Even in the setting of an abstract additive category, where it makes no sense to speak of elements of the objects A^{n} and B^{m}, the matrix representation of the morphism is still useful, because matrix multiplication correctly reproduces composition of morphisms. Thus additive categories can be seen as the most general context in which the algebra of matrices makes sense.
Recall that the morphisms from a single object A to itself form the endomorphism ring End(A). Then morphisms from A^{n} to A^{m} are mbyn matrices with entries from the ring End(A). Conversely, given any ring R, we can form a category Mat(R) by taking objects A_{n} indexed by the set of natural numbers (including zero) and letting the homset of morphisms from A_{n} to A_{m} be the set of mbyn matrices over R. If we define morphism composition to be multiplication of matrices, then Mat(R) becomes an additive category, and A_{n} will be the biproduct power (A_{1})^{n}. In this way, matrices over a ring are seen to form an additive category, just as an individual ring formed a preadditive category (which in this case is End(A_{1})). If we interpret the object A_{n} as the left module R^{n}, then this matrix category becomes a subcategory of the category of left modules over R.
This may be confusing in the special case where m or n is zero, because we usually don't think of matrices with 0 rows or 0 columns. However, this concept makes sense — such matrices have 0 entries are determined uniquely by their size alone — and while they are rather degenerate, they do need to be included to get an additive category, since an additive category must have a zero object 0. Thinking about such matrices can be useful in one way, however — they highlight the fact that given any objects A and B in an additive category, there is exactly one morphism from 0 to B (just as there is exactly one 1by0 matrix with entries in End(B)) and exactly one morphism from A to 0 (just as there is exactly one 0by1 matrix with entries in End(A))  this is just what it means to say that 0 is a zero object. Furthermore, the zero morphism from A to B is the composition of these morphisms, as can be calculated by multiplying the degenerate matrices.
Additive functors
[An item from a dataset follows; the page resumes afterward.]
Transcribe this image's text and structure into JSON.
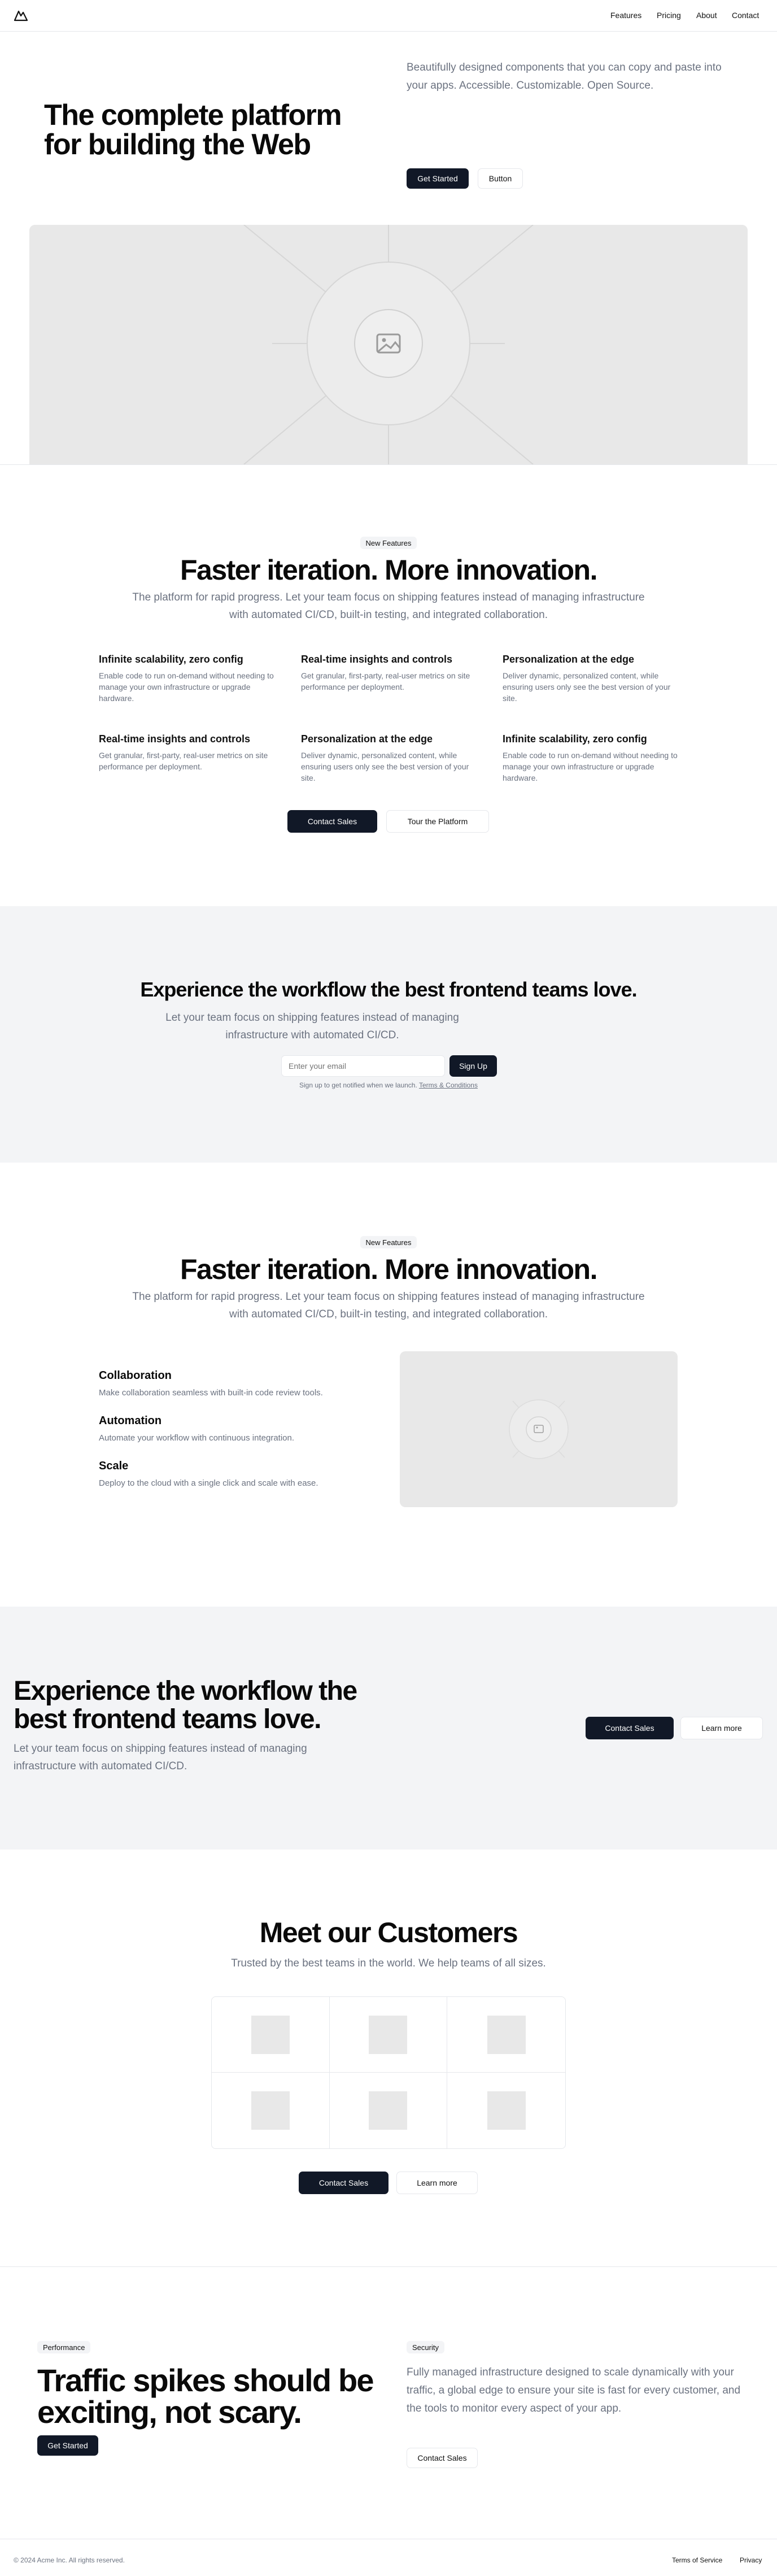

Recall that a functor F: C → D between preadditive categories is additive if it is an Abelian group homomorphism on each homset in C. But if the categories are additive, then an additive functor can also be characterised as any functor that preserves biproduct diagrams. That is, if B is a biproduct of A_{1},...,A_{n} in C with projection morphisms p_{j} and injection morphisms i_{j}, then F(B) should be a biproduct of F(A_{1}),...,F(A_{n}) in D with projection morphisms F(p_{j}) and injection morphisms F(i_{j}).
Almost all functors studied between additive categories are additive. In fact, it is a theorem that all adjoint functors between additive categories must be additive functors, and most interesting functors studied in all of category theory are adjoints.
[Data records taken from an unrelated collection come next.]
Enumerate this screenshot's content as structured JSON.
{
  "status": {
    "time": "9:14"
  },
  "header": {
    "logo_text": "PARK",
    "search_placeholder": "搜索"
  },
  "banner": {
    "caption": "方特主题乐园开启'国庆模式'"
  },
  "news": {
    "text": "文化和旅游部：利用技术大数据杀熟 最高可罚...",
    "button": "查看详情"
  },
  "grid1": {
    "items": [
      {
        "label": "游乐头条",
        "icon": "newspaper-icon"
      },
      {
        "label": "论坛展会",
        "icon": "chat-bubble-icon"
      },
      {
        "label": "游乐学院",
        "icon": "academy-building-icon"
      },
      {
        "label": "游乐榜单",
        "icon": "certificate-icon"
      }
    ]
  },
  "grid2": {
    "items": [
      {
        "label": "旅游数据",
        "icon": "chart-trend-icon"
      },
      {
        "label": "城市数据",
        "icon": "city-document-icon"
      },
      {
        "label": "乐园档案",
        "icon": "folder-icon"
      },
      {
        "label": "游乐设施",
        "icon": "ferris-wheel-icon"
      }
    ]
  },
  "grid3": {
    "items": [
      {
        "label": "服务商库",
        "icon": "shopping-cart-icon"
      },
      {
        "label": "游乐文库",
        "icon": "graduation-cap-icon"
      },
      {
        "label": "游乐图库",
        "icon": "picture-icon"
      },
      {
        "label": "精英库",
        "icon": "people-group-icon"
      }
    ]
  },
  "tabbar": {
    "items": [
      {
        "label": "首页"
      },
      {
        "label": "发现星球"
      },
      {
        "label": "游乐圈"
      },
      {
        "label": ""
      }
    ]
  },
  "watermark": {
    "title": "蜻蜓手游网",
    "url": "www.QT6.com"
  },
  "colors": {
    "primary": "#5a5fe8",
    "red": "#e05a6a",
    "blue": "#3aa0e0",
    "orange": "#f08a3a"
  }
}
Special cases
 A preAbelian category is an additive category in which every morphism has a kernel and a cokernel.
 An Abelian category is a preAbelian category such that every monomorphism and epimorphism is normal.
The additive categories most commonly studied are in fact Abelian categories; for example, Ab is an Abelian category.
Sources
 Nicolae Popescu; 1973; Abelian Categories with Applications to Rings and Modules; Academic Press, Inc.; out of print
 goes over all of this very slowly